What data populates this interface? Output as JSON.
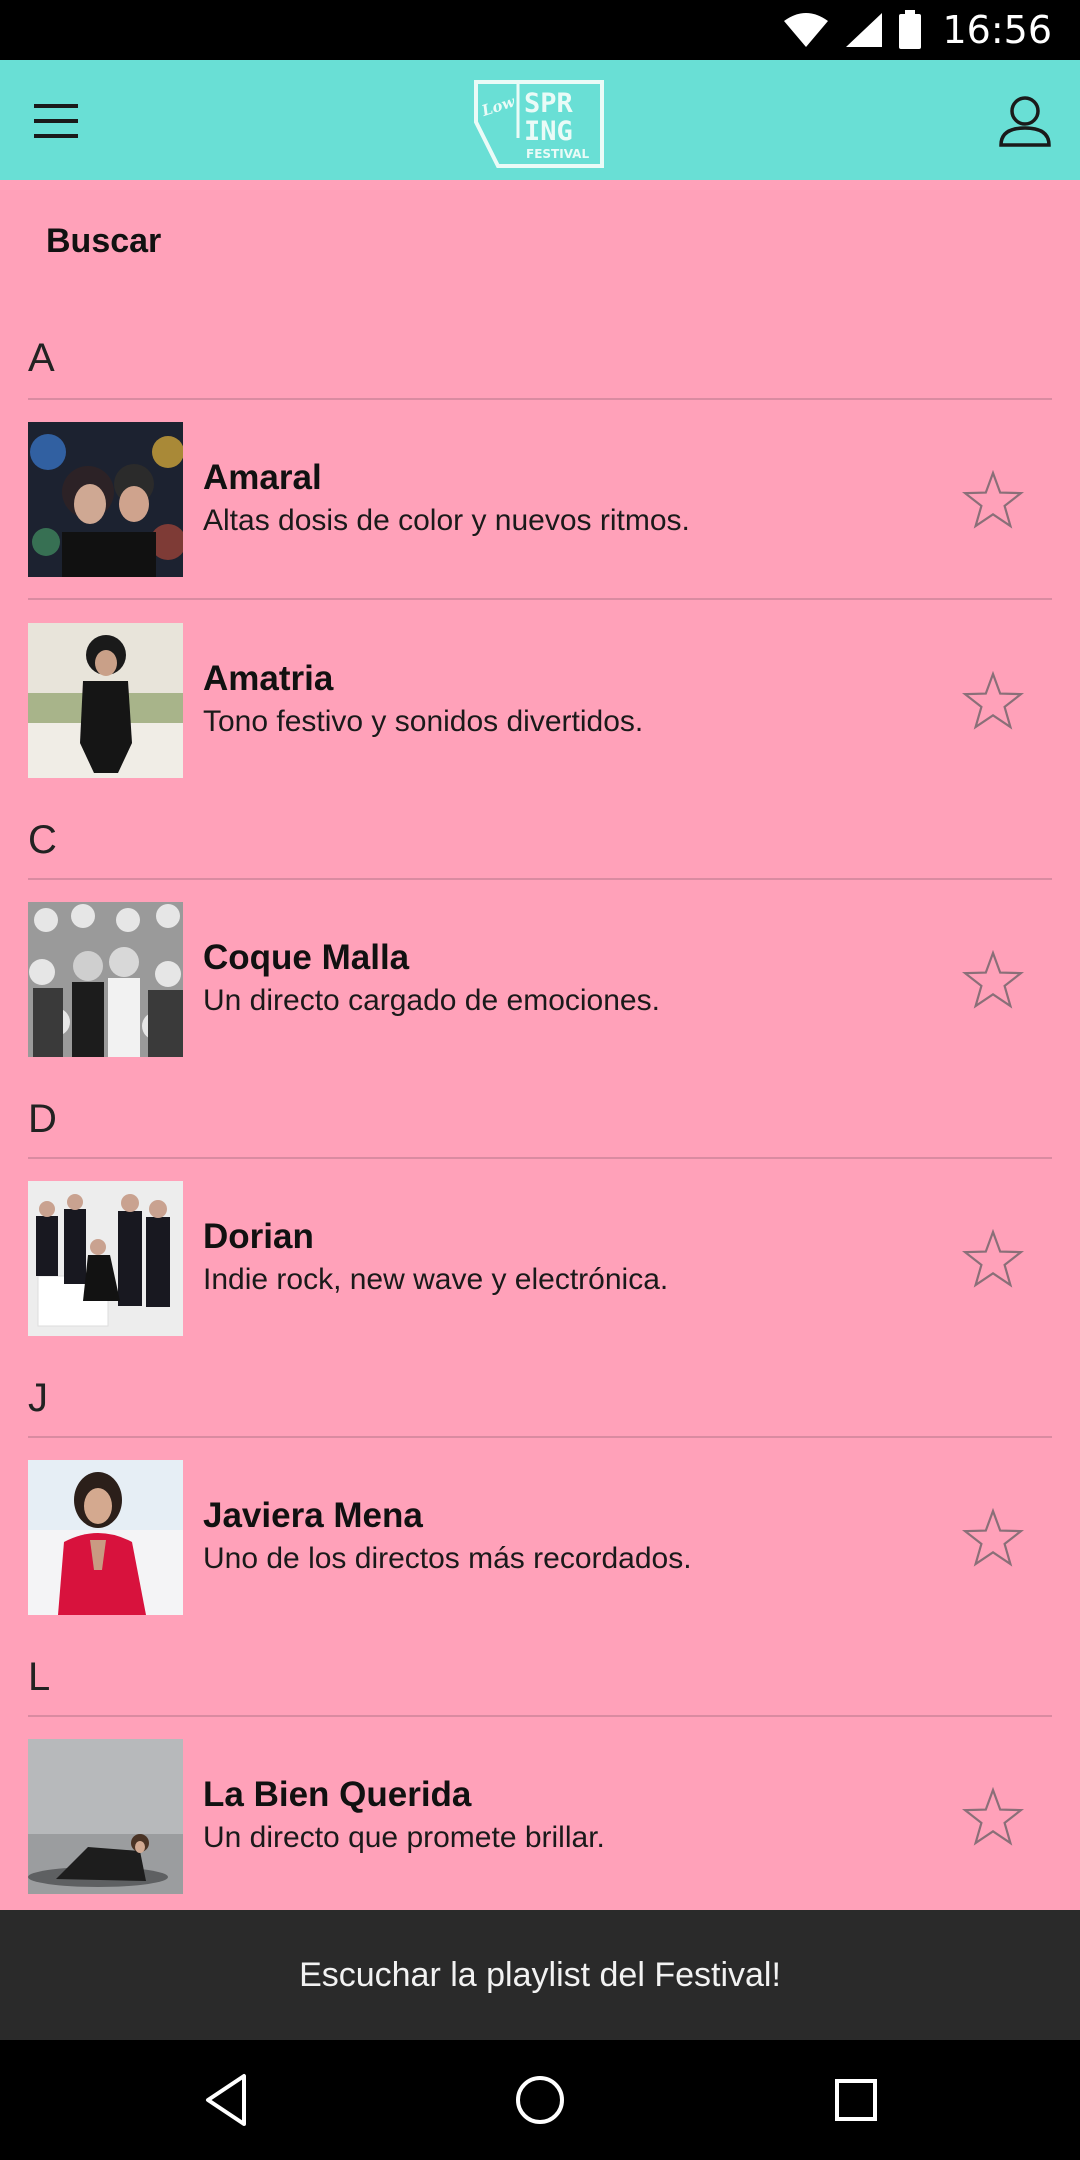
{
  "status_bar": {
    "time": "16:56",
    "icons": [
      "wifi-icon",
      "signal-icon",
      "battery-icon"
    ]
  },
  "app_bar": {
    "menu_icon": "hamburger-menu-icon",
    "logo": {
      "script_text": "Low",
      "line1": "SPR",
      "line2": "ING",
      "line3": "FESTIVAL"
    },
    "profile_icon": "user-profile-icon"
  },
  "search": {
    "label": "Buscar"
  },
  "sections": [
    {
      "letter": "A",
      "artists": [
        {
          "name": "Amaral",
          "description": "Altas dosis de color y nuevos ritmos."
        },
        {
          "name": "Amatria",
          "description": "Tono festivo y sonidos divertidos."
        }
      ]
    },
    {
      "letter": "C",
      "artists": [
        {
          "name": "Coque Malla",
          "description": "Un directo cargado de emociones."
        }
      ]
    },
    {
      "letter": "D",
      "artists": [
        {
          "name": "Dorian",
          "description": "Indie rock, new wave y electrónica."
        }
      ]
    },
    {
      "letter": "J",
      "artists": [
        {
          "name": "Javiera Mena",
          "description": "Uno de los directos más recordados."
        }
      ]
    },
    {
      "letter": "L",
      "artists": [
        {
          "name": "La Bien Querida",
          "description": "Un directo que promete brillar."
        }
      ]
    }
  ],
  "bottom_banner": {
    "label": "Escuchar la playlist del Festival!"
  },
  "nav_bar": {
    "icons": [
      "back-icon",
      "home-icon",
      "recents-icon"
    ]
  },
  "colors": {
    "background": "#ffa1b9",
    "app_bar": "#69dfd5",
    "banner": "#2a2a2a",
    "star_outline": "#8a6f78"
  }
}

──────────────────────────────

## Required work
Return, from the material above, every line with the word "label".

## Exercise output
    "label": "Buscar"
    "label": "Escuchar la playlist del Festival!"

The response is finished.